Ever since the age of 5, if not sooner, I was always engaged in indoor exercise– ballet, swimming, gymnastics, aerobics classes, yoga, running on a treadmill, etc. This form of stress-relief worked for me for over four decades until March 2020 when COVID-19 hit, the gyms closed, and I was forced to shift gears fast. Aside from walking 4 miles a day, to positively channel my anger/frustration with our “new norm,” I decided to take up golf, a nice socially distant sport that you can play long into your later years of life. Yet, what started as a lark, soon became much more.

Throughout this pandemic, at least for a few hours, the golf course has offered me a restored sense of normalcy. Surrounded by natural beauty, and friendly people, one can forget for a while that so much has been lost these past few months and instead focus on something positive. Along the way, it’s also reminded me of many life lessons well worth preserving in our memory banks, including the following:

1. Embrace challenges– rather than always stick to the familiar, it’s good to step outside our comfort zone and try something new. No one else expects you to be perfect at first (and neither should you), however, it never hurts to find a good coach to work with you. 

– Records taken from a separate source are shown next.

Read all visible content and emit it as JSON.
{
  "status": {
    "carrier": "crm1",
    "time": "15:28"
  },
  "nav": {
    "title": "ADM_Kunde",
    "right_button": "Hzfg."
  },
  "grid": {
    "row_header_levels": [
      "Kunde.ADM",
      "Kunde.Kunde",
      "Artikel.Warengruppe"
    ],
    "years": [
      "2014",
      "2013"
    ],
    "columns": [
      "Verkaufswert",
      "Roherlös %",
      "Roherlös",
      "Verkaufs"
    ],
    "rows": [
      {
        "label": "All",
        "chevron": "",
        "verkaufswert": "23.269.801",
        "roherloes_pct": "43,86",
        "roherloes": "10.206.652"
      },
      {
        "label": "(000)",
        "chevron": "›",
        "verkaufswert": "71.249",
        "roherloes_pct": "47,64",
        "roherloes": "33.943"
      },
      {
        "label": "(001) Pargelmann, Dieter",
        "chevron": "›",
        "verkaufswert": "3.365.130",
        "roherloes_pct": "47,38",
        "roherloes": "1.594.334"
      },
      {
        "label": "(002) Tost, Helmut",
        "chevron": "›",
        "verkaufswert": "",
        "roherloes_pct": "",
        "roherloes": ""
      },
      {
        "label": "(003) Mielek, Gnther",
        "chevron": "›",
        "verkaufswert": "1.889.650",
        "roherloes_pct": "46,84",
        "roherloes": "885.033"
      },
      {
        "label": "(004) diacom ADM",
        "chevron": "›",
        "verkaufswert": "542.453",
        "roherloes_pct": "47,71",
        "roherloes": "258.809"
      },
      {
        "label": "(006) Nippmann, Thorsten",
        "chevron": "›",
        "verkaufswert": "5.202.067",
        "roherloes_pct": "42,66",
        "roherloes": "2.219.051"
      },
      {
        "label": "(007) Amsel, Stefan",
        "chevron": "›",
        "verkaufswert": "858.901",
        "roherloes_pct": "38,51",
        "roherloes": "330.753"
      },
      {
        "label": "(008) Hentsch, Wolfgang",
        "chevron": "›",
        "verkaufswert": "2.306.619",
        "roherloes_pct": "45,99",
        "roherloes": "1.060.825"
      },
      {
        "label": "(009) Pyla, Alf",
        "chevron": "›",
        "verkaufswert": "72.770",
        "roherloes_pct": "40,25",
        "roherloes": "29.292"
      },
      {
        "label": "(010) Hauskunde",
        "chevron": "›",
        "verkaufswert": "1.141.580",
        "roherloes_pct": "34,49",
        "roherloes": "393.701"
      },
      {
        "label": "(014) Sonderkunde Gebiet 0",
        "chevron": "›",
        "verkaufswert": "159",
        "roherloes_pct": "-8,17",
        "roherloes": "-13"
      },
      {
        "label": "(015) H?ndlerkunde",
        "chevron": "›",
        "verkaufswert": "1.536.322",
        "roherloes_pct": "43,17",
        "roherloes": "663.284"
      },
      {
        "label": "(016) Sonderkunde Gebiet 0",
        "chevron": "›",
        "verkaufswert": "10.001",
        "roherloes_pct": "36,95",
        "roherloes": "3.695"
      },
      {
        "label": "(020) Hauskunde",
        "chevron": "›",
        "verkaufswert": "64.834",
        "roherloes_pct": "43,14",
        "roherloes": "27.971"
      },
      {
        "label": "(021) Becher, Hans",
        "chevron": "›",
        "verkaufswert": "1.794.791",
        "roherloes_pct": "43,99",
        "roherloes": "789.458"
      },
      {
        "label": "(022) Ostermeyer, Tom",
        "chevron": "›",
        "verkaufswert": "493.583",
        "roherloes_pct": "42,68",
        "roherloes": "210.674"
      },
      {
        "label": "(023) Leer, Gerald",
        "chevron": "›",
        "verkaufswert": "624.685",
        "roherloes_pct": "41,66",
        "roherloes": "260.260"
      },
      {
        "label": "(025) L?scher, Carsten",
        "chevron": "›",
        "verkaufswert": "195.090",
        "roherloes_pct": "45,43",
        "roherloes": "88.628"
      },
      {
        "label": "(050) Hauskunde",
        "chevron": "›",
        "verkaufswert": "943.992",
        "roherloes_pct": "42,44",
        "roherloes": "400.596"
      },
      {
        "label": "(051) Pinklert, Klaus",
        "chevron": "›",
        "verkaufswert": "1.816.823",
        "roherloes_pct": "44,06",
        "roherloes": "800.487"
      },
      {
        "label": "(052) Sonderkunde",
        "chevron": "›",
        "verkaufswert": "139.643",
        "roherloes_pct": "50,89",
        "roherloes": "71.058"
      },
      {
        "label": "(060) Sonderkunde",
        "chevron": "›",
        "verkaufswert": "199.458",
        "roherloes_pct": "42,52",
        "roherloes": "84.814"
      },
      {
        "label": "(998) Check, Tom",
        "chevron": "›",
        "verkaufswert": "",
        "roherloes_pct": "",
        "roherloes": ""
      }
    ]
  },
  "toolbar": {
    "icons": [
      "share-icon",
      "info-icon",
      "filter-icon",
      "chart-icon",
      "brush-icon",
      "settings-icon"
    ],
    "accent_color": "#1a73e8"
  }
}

2. Set goals– it’s important to our mental well-being to set goals, even modest short-term ones that give us something to work towards. If we stick with it, we’ll see that practice does pay off, and it’s good to feel a sense of accomplishment and  satisfaction.

3. Conquer fears– life is full of “troubles” not just bunkers, water and junk areas. Just as you can learn how to deal with these difficulties on the course, you can also figure out how to either avoid or manage trouble in life.

4. Think strategically– after you get the lay of the land, with each move you make along the way you need to (1) know the rules, (2) consider how each piece of your equipment performs, (3) assess all the risks and (4) make calculated decisions.

5. Have fun– accept that mistakes will happen, and you will lose some balls, but as long as you have good weather, are in good company and you maintain a good attitude (including an ability to laugh at yourself), it’s all going to be okay.  More importantly, remember the good, forget the bad and celebrate those wins.

At the end of the day, no one else really pays attention to how you play (unless you are a pro).  Everyone is mainly focused on their own game performance. Isn’t the same generally true in life? All anyone else cares about on the course is whether you are punctual, show up prepared and remain polite. If only we could all remember these 3 Ps throughout the rest of the day, imagine how much better our pandemic existence would be!

By Regina A. DeMeo